As part of her beekeeping responsibilities, Maria Jenkins regularly inspects the frames from the hives for mites and sick bees. Her inspection also ensures that the bees are well-fed. Photo by Ned Jilton II.
Dennin Jenkins wasn’t thrilled about having to suit up and accompany his parents to check some of the 74 beehives they tend on their Telford, Tenn., property.
But after a small monetary promise and a Popsicle, the 5-year-old put on his white, hooded suit. Beekeeping has always been a part of Dennin’s young life, and he knows how to search for the queen bee and how to use a smoker to calm the roughly 4 million bees in those 74 hives.
Dennin’s parents, Mike and Maria Jenkins, have been beekeepers since 2007, when they brought their first hive to their property. That hive had survived, untended, on its own for a decade on family property, leftover from Mike’s father’s days as a beekeeper.
Although Mike’s father had 14 hives, beekeeping was the furthest thing from Maria’s mind when she left her native Michigan and moved south with the Kennametal corporation.
“[Mike] wanted to have a business. I told him he was crazy,” she said.

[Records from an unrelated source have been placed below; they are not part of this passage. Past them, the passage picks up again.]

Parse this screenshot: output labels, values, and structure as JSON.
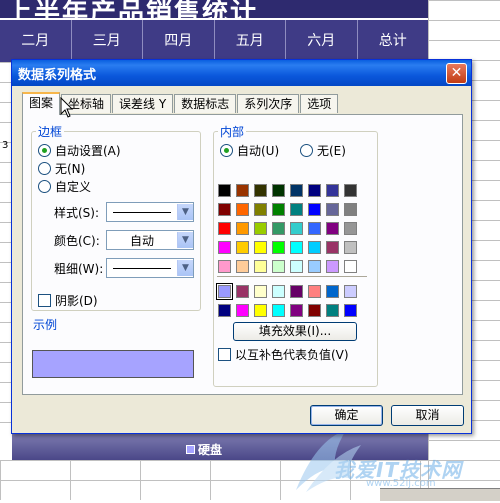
{
  "sheet": {
    "title": "上半年产品销售统计",
    "months": [
      "二月",
      "三月",
      "四月",
      "五月",
      "六月",
      "总计"
    ],
    "left_fragment": "3",
    "legend_label": "硬盘",
    "legend_color": "#a6a3ff"
  },
  "watermark": {
    "text": "我爱IT技术网",
    "url": "www.52ij.com"
  },
  "dialog": {
    "title": "数据系列格式",
    "close_glyph": "✕",
    "tabs": [
      {
        "label": "图案",
        "active": true
      },
      {
        "label": "坐标轴",
        "active": false
      },
      {
        "label": "误差线 Y",
        "active": false
      },
      {
        "label": "数据标志",
        "active": false
      },
      {
        "label": "系列次序",
        "active": false
      },
      {
        "label": "选项",
        "active": false
      }
    ],
    "border_group": {
      "title": "边框",
      "auto": "自动设置(A)",
      "none": "无(N)",
      "custom": "自定义",
      "selected": "auto",
      "style_label": "样式(S):",
      "color_label": "颜色(C):",
      "color_value": "自动",
      "weight_label": "粗细(W):",
      "shadow_label": "阴影(D)"
    },
    "area_group": {
      "title": "内部",
      "auto": "自动(U)",
      "none": "无(E)",
      "selected": "auto",
      "fill_button": "填充效果(I)...",
      "invert_label": "以互补色代表负值(V)",
      "palette": [
        "#000000",
        "#993300",
        "#333300",
        "#003300",
        "#003366",
        "#000080",
        "#333399",
        "#333333",
        "#800000",
        "#ff6600",
        "#808000",
        "#008000",
        "#008080",
        "#0000ff",
        "#666699",
        "#808080",
        "#ff0000",
        "#ff9900",
        "#99cc00",
        "#339966",
        "#33cccc",
        "#3366ff",
        "#800080",
        "#969696",
        "#ff00ff",
        "#ffcc00",
        "#ffff00",
        "#00ff00",
        "#00ffff",
        "#00ccff",
        "#993366",
        "#c0c0c0",
        "#ff99cc",
        "#ffcc99",
        "#ffff99",
        "#ccffcc",
        "#ccffff",
        "#99ccff",
        "#cc99ff",
        "#ffffff"
      ],
      "chart_palette": [
        "#9999ff",
        "#993366",
        "#ffffcc",
        "#ccffff",
        "#660066",
        "#ff8080",
        "#0066cc",
        "#ccccff",
        "#000080",
        "#ff00ff",
        "#ffff00",
        "#00ffff",
        "#800080",
        "#800000",
        "#008080",
        "#0000ff"
      ],
      "selected_swatch": "#9999ff"
    },
    "sample_group": {
      "title": "示例",
      "color": "#a6a3ff"
    },
    "ok_label": "确定",
    "cancel_label": "取消"
  }
}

Maria’s mind changed after she was laid off from her job. She eventually began working as an environmental health and safety consultant, but in the interim, she and Mike dove headfirst into the bee business, using mentors from Unicoi County who taught them everything they needed to know.
Read the expanded version of this report in the print edition or the enhanced electronic version of the Kingsport Times-News.